SB 114: Transparency in pay for adjuncts: An approach to achieving equal pay for equal work
by Judith Michaels, CFT Legislative Director
San Mateo Community College district gives adjunct faculty no salary placement credit for advanced degrees or further professional development study beyond the required state minimum qualifications. This kind of denial of professional progress inhibits adjunct faculty from investing time and money in seeking higher degrees or furthering their professional training. If districts placed adjunct faculty on salary matrices that recognized this investment, these faculty would be encouraged to spend the time and money to further their professional growth.
Comparable salary schedules
SB 114 by State Senator Leland Yee (D-San Francisco), continues CFT efforts to help part-time faculty receive pay and benefits that are coherent with those of tenure and tenure track faculty by recognizing the need for community college districts to determine the compensation of part-timers using a salary schedule that places these faculty on comparable salary steps as full-time faculty with similar academic preparation and years of experience. That is, districts must develop a core salary schedule for faculty that is based on experience and education.
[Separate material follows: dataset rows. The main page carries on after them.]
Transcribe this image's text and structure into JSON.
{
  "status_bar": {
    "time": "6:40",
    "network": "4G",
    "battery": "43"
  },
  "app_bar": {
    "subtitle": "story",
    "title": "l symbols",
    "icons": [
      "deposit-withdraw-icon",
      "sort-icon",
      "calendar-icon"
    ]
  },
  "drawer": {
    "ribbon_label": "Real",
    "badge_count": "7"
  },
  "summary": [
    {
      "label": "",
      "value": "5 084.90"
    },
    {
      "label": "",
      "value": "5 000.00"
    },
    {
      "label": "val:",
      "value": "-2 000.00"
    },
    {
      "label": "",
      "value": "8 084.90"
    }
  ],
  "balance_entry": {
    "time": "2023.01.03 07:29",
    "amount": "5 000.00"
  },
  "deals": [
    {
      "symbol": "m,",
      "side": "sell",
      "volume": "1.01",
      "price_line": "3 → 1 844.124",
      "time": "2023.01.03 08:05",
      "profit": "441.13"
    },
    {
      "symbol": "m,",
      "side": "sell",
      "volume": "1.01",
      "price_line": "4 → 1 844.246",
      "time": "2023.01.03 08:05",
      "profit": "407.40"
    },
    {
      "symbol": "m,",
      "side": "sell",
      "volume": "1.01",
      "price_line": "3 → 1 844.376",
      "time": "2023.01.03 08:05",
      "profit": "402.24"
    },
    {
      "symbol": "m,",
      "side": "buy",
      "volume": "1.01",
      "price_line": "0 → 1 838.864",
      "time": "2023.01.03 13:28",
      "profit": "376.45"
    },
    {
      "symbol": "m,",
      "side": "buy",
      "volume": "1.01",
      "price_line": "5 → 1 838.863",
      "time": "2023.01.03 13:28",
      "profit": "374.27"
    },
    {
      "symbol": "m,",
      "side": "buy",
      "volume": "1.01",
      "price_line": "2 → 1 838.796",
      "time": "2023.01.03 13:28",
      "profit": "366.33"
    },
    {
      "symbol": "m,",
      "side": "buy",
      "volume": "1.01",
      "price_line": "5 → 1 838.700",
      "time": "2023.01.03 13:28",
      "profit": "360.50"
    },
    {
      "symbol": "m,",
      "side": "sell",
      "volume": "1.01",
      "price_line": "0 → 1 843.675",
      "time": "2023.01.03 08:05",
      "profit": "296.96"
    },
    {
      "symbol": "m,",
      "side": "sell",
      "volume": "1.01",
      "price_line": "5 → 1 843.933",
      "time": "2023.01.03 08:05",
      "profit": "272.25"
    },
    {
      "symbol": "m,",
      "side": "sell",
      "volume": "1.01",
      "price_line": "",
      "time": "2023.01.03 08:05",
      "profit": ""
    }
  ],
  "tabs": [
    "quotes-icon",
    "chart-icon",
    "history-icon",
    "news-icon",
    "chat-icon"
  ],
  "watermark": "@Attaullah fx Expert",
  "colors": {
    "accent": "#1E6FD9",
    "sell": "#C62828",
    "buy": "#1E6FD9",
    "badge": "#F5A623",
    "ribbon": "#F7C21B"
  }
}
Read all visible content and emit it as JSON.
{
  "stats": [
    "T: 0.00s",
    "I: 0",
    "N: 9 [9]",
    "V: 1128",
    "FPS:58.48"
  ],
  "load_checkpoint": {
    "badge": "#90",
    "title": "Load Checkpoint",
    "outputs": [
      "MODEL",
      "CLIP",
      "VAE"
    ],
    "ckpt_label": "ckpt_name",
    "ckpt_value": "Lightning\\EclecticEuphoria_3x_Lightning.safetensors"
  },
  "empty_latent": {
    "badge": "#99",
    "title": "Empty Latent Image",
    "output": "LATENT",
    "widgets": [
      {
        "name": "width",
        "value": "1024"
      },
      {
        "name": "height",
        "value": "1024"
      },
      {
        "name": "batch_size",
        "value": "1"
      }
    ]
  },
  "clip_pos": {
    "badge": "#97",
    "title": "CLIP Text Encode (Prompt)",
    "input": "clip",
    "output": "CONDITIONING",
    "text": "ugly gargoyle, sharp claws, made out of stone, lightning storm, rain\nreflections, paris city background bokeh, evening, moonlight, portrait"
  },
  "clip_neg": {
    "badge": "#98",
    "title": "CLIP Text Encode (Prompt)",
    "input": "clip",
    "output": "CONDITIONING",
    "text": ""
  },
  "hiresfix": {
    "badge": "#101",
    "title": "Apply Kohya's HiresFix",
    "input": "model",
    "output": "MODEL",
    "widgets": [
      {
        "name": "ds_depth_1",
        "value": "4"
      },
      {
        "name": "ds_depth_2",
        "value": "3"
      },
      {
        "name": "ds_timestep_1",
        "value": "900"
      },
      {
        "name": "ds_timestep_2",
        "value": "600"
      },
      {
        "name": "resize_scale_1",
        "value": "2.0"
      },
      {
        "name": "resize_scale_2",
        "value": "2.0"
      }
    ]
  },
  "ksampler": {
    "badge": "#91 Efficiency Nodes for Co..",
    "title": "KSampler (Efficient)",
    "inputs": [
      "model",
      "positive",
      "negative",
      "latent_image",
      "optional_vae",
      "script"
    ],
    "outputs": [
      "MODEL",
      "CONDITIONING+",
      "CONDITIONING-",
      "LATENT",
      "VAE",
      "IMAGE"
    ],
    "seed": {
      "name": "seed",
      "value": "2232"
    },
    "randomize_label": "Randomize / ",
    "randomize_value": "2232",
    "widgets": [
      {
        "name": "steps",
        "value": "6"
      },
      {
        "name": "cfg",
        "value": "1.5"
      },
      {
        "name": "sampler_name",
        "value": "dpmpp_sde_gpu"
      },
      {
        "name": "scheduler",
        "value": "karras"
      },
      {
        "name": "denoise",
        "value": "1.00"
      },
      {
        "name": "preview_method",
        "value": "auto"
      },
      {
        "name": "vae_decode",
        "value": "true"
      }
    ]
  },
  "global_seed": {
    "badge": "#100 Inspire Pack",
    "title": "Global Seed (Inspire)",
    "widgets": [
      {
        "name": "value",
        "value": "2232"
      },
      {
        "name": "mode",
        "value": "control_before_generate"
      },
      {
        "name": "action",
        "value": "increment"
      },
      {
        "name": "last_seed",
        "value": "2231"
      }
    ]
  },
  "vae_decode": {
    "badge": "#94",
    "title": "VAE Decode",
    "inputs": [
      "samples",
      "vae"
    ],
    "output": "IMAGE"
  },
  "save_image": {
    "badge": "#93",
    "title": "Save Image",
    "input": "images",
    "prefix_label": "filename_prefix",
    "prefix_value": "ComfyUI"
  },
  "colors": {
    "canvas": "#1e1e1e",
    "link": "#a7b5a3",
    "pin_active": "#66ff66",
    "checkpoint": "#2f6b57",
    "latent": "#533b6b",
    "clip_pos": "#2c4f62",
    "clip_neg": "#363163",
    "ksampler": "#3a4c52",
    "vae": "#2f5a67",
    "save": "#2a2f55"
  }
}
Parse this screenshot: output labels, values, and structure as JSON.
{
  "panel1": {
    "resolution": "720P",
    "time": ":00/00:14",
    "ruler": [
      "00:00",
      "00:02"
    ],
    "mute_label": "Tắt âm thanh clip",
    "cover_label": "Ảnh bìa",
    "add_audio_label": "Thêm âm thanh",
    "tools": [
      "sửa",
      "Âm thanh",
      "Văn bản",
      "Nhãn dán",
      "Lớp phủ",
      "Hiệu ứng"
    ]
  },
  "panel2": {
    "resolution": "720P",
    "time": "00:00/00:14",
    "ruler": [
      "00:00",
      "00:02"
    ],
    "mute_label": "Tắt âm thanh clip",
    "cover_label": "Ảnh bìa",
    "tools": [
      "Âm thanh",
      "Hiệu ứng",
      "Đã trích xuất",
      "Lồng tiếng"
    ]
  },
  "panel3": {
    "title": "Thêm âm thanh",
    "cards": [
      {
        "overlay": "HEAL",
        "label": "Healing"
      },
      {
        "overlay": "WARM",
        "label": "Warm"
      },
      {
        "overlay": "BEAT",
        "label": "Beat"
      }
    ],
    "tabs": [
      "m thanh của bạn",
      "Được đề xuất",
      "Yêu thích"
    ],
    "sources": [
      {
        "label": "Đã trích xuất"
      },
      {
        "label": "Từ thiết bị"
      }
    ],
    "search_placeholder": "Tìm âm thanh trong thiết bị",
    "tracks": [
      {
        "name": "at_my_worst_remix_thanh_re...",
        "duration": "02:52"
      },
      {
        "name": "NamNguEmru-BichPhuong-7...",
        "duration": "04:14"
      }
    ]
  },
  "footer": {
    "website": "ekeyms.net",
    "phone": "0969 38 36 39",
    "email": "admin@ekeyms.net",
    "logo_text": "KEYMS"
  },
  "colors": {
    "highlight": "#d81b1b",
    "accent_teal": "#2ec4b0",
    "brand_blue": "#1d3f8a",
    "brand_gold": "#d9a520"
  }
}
If districts use more than one schedule, each cell on an additional part-time, adjunct salary schedule will be a locally negotiated percentage of each core salary schedule cell; in other words, part-time faculty are to be paid in a manner that mirrors the same relationship to the placement of full-time faculty on the core schedule.
Some locals in other jurisdictions, for example, the San Francisco Community College District, and the Los Rios College District, have already negotiated such schedules, under which districts compensate part-timers from a salary schedule that mirrors the full-timers schedule. The schedule has columns, which reflect increasing amounts of education, and rows, sometimes called “steps,” which reflect years of experience. In the interest of equity, SB 114 will create pressure to ask other districts to take this important step.
Reporting to STRS
Another feature of this bill will be to ask community college districts to report part-time faculty salaries to the California State Teacher’s Retirement System (CalSTRS) and to the affected employees as a percentage of full-time salary. The current variety of compensation methods makes comparisons about the status of part-time faculty very difficult and results in inequities in salary and service credit when districts report salaries to the State Teacher’s Retirement System based on classroom hours. Repeated problems have occurred, and continue to occur, with accurate calculation and reporting of service credits from districts to STRS and from STRS to part-time faculty members, with particular detriment to part-time faculty members who work in more than one district.
Additionally, whereas full-time faculty earn one year of service credit for teaching one school year, service credit for a part-timer depends upon the “full-time equivalent” (FTE) for each type of service rendered. Types of service may include credit classes, teaching noncredit (adult education) classes, substitute teaching, counseling, library duties, holding paid office hours, etc. Although San Mateo does not, many districts do use more than one FTE, depending on the adjunct’s assignment. Because of the difference between part-time and full-time salary schedules, and the disparity among districts, neither the individual faculty member nor STRS can easily determine individual accrued service credits. Errors are frequent because districts, especially those with a variety of hourly rate schedules, do not clearly relate part-time service to full-time service.
In 2009, the CFT sponsored AB 360 (Ma), which asked the retirement system to conduct a study to examine the feasibility of either creating a new program for part-time community college instructors or modifying current programs to make retirement benefits more equitable for part-time instructors. Although the bill stalled, STRS did establish a task force to address issues of inequitable retirement benefits for part-time faculty. CFT members serving on the task force include STRS Board Members Carolyn Widener, Phyllis Eckler, Ernest Kettering, Cliff Leihe, David Milroy, and Sam Russo. The task force will hear and debate three options developed by STRS at their March 15, 2011 meeting, with the thought that a coherent recommendation would go to the STRS board for adoption this year.
SB 114 will not conflict with this good work, and will be an important first step in helping community college districts to report part-time salaries consistently and assisting STRS in more consistent calculations when part-time faculty work in more than one district. Additionally, it is essential for our locals to put this issue on the table so that part-time and full-time salaries can become more coherent. The legislature has a long history of addressing the pay and workload inequities of part-time faculty. SB 114 will help districts and their faculty to remedy this situation by providing transparency so that the salaries of full-time faculty, and the salaries of part-time faculty performing a variety of duties that may have a variety of compensation patterns, can be more easily compared.